Ukraine is not a NATO member and its new Western-backed leaders have vowed not to push for closer relations with the Brussels-based military alliance — a bloc that has been viewed with deep mistrust by Moscow since the Cold War.
Exclusive – Michael Lewis Extended Interview
Author Michael Lewis discusses his book "Flash Boys" in which an unlikely group of ragtag heroes map the hidden complexities and corruption of the market and set out to create IEX, a stock exchange with investors’ rights in mind. (19:58)
Jim Sinclair’s Commentary
Each step forward for the Chinese currency is a step backwards for the dollar.
Bundesbank, PBOC in Pact to Turn Frankfurt Into Renminbi Hub (1)
By Angela Cullen and Weixin Zha March 28, 2014
Germany’s Bundesbank and the Peopleâ€™s Bank of China agreed to cooperate in the clearing and settling of payments in renminbi, paving the way for Frankfurt to corner a share of the offshore market.
The central banks signed a memorandum of understanding in Berlin today, when Chinese President Xi Jinping met German Chancellor Angela Merkel, the Frankfurt-based Bundesbank said in an e-mailed statement.

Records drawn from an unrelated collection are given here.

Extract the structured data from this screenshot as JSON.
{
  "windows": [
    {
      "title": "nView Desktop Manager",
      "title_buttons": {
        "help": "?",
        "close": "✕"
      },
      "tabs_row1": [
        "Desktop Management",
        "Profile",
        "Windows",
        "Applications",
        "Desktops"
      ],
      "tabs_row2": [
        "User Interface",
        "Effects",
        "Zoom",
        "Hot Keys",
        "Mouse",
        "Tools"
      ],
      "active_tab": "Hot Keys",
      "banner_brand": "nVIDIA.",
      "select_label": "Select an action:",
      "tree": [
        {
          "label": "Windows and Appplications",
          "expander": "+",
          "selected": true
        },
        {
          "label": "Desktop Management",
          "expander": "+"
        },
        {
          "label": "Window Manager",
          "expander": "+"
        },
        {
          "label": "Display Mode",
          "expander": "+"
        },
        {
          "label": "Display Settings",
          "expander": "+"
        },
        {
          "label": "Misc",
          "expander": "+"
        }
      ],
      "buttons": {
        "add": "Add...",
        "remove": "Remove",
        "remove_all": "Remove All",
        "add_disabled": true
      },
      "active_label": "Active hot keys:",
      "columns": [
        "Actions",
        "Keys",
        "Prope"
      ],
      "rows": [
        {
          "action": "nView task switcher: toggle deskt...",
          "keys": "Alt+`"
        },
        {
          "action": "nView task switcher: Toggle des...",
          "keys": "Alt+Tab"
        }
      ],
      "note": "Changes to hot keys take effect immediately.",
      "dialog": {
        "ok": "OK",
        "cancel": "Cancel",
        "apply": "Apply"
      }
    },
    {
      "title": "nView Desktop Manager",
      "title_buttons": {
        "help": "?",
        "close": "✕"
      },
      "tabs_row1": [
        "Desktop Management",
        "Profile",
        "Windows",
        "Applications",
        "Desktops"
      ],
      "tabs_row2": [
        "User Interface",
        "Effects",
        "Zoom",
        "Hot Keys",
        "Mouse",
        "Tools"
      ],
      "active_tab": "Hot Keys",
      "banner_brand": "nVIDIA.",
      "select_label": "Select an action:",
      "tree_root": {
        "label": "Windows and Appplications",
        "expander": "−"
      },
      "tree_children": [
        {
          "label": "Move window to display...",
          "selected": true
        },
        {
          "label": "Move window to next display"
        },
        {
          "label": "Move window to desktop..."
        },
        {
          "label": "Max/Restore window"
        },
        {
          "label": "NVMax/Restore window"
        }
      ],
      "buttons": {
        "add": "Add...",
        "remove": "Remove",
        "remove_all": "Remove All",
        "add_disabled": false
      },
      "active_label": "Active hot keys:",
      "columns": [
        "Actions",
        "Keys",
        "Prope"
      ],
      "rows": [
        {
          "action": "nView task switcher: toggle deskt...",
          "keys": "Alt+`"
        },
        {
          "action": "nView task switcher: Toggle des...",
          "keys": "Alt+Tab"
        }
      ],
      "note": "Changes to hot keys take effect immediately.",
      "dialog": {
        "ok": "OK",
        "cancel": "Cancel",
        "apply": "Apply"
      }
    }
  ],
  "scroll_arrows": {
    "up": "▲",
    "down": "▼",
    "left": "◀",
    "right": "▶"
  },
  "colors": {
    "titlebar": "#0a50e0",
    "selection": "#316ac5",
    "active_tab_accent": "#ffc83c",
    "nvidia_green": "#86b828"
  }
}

Germany’s financial capital prevailed over Paris and Luxembourg in a euro-area race to win trade in renminbi, which overtook the euro to become the second-most used currency in global trade finance in October, according to the Society for Worldwide Interbank Financial Telecommunication. The U.K. Treasury said on March 26 that the Bank of England would sign an initial agreement with the PBOC on March 31 to clear and settle yuan transactions in London.
“Frankfurt is one of Europe’s foremost financial centers and home to two central banks, making it a particularly suitable location,” said Joachim Nagel, a member of the Bundesbank’s executive board. “Renminbi clearing will strengthen the close economic and financial ties between Germany and the People’s Republic of China.”
China is loosening exchange-rate controls in an overhaul of its $9 trillion economy. The accord follows the establishment of a 350 billion-yuan ($56 billion) and 45 billion-euro ($62 billion) bilateral swap line between the PBOC and the ECB in October, bolstering access to trade finance in the euro area.
Beware of ‘bank bail-in’ hazard
Letter to the editor
POSTED: 04/02/2014 01:58:57 AM PDT
Are your deposits safe in banks? No.
Why? It’s called “bank bail-in.” Bail-in allows failing institutions, including banks, to recapitalize by taking part of your money from your accounts, etc., with no recourse. Go to your computer and type in “bank bail-in.” Scary? It should be.
By implementing bail-in, the Dodd-Frank Act of 2010 claims to support taxpayers by ending bailouts. The act allows the Federal Deposit Insurance Corporation to recapitalize a failing institution by taking your money — deposits — to bail them out. Credit unions are exempted. This goes deeper, and includes global financial institutions, because the financial system is intertwined.
Did you know Bank of America and Chase have more unsecured debt obligation than the gross national product of America? Everything stated above and much more that you must know can be found under “bail-in.” If Congress does not act soon to restore the Glass-Steagall Act, then say goodbye to money.